◆ Records for this exercise
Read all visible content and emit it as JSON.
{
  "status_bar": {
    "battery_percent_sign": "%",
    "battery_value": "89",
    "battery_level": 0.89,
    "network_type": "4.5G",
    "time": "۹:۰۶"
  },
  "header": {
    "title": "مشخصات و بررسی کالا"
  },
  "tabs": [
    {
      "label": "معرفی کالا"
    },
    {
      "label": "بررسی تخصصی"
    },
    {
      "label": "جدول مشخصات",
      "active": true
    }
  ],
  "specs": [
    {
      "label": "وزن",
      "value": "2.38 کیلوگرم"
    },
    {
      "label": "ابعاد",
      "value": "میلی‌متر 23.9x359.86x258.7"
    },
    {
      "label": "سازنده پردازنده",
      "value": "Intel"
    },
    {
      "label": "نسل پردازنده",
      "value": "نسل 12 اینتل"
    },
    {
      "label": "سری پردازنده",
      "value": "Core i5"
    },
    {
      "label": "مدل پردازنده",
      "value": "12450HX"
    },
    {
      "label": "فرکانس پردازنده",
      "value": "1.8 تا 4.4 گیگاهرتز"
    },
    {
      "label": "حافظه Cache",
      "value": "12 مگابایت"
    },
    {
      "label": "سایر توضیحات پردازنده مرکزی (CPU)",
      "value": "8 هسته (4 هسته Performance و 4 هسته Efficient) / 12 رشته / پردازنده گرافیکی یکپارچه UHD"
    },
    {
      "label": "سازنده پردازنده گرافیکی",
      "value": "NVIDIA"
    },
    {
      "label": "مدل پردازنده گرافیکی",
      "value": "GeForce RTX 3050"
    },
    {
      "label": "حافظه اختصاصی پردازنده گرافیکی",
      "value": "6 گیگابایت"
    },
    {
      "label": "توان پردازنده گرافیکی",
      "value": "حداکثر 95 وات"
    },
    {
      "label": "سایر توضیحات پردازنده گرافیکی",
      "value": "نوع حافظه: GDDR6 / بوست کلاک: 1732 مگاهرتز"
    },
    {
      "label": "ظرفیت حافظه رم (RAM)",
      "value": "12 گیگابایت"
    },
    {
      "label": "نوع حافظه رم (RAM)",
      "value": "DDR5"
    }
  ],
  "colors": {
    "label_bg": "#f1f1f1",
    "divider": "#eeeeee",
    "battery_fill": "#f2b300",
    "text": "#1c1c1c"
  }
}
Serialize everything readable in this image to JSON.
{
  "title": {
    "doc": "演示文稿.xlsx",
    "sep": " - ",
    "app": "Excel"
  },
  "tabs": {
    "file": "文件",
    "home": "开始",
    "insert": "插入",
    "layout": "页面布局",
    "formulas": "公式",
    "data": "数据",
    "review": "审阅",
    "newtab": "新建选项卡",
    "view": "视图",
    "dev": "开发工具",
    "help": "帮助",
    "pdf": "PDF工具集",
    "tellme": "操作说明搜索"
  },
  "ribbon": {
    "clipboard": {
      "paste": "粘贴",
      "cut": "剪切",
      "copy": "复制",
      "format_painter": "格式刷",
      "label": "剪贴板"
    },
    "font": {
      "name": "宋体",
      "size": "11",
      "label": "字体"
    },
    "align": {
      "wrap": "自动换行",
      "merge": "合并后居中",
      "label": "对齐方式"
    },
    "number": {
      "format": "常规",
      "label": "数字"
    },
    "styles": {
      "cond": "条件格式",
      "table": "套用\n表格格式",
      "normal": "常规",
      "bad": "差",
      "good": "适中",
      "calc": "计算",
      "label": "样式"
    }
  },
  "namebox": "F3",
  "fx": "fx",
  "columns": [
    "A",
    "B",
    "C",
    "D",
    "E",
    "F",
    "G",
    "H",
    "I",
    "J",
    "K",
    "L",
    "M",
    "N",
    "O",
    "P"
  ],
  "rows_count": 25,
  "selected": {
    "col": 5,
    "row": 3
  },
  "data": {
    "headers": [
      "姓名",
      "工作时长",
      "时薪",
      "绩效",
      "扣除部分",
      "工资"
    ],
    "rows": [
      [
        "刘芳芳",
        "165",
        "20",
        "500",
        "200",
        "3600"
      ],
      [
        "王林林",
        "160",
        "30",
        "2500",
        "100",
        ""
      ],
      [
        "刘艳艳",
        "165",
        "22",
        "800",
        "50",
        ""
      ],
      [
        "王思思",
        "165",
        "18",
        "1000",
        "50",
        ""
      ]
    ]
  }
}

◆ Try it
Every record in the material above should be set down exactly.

◆ Answer to this exercise
Read all visible content and emit it as JSON.
{
  "status_bar": {
    "battery_percent_sign": "%",
    "battery_value": "89",
    "battery_level": 0.89,
    "network_type": "4.5G",
    "time": "۹:۰۶"
  },
  "header": {
    "title": "مشخصات و بررسی کالا"
  },
  "tabs": [
    {
      "label": "معرفی کالا"
    },
    {
      "label": "بررسی تخصصی"
    },
    {
      "label": "جدول مشخصات",
      "active": true
    }
  ],
  "specs": [
    {
      "label": "وزن",
      "value": "2.38 کیلوگرم"
    },
    {
      "label": "ابعاد",
      "value": "میلی‌متر 23.9x359.86x258.7"
    },
    {
      "label": "سازنده پردازنده",
      "value": "Intel"
    },
    {
      "label": "نسل پردازنده",
      "value": "نسل 12 اینتل"
    },
    {
      "label": "سری پردازنده",
      "value": "Core i5"
    },
    {
      "label": "مدل پردازنده",
      "value": "12450HX"
    },
    {
      "label": "فرکانس پردازنده",
      "value": "1.8 تا 4.4 گیگاهرتز"
    },
    {
      "label": "حافظه Cache",
      "value": "12 مگابایت"
    },
    {
      "label": "سایر توضیحات پردازنده مرکزی (CPU)",
      "value": "8 هسته (4 هسته Performance و 4 هسته Efficient) / 12 رشته / پردازنده گرافیکی یکپارچه UHD"
    },
    {
      "label": "سازنده پردازنده گرافیکی",
      "value": "NVIDIA"
    },
    {
      "label": "مدل پردازنده گرافیکی",
      "value": "GeForce RTX 3050"
    },
    {
      "label": "حافظه اختصاصی پردازنده گرافیکی",
      "value": "6 گیگابایت"
    },
    {
      "label": "توان پردازنده گرافیکی",
      "value": "حداکثر 95 وات"
    },
    {
      "label": "سایر توضیحات پردازنده گرافیکی",
      "value": "نوع حافظه: GDDR6 / بوست کلاک: 1732 مگاهرتز"
    },
    {
      "label": "ظرفیت حافظه رم (RAM)",
      "value": "12 گیگابایت"
    },
    {
      "label": "نوع حافظه رم (RAM)",
      "value": "DDR5"
    }
  ],
  "colors": {
    "label_bg": "#f1f1f1",
    "divider": "#eeeeee",
    "battery_fill": "#f2b300",
    "text": "#1c1c1c"
  }
}
Serialize everything readable in this image to JSON.
{
  "title": {
    "doc": "演示文稿.xlsx",
    "sep": " - ",
    "app": "Excel"
  },
  "tabs": {
    "file": "文件",
    "home": "开始",
    "insert": "插入",
    "layout": "页面布局",
    "formulas": "公式",
    "data": "数据",
    "review": "审阅",
    "newtab": "新建选项卡",
    "view": "视图",
    "dev": "开发工具",
    "help": "帮助",
    "pdf": "PDF工具集",
    "tellme": "操作说明搜索"
  },
  "ribbon": {
    "clipboard": {
      "paste": "粘贴",
      "cut": "剪切",
      "copy": "复制",
      "format_painter": "格式刷",
      "label": "剪贴板"
    },
    "font": {
      "name": "宋体",
      "size": "11",
      "label": "字体"
    },
    "align": {
      "wrap": "自动换行",
      "merge": "合并后居中",
      "label": "对齐方式"
    },
    "number": {
      "format": "常规",
      "label": "数字"
    },
    "styles": {
      "cond": "条件格式",
      "table": "套用\n表格格式",
      "normal": "常规",
      "bad": "差",
      "good": "适中",
      "calc": "计算",
      "label": "样式"
    }
  },
  "namebox": "F3",
  "fx": "fx",
  "columns": [
    "A",
    "B",
    "C",
    "D",
    "E",
    "F",
    "G",
    "H",
    "I",
    "J",
    "K",
    "L",
    "M",
    "N",
    "O",
    "P"
  ],
  "rows_count": 25,
  "selected": {
    "col": 5,
    "row": 3
  },
  "data": {
    "headers": [
      "姓名",
      "工作时长",
      "时薪",
      "绩效",
      "扣除部分",
      "工资"
    ],
    "rows": [
      [
        "刘芳芳",
        "165",
        "20",
        "500",
        "200",
        "3600"
      ],
      [
        "王林林",
        "160",
        "30",
        "2500",
        "100",
        ""
      ],
      [
        "刘艳艳",
        "165",
        "22",
        "800",
        "50",
        ""
      ],
      [
        "王思思",
        "165",
        "18",
        "1000",
        "50",
        ""
      ]
    ]
  }
}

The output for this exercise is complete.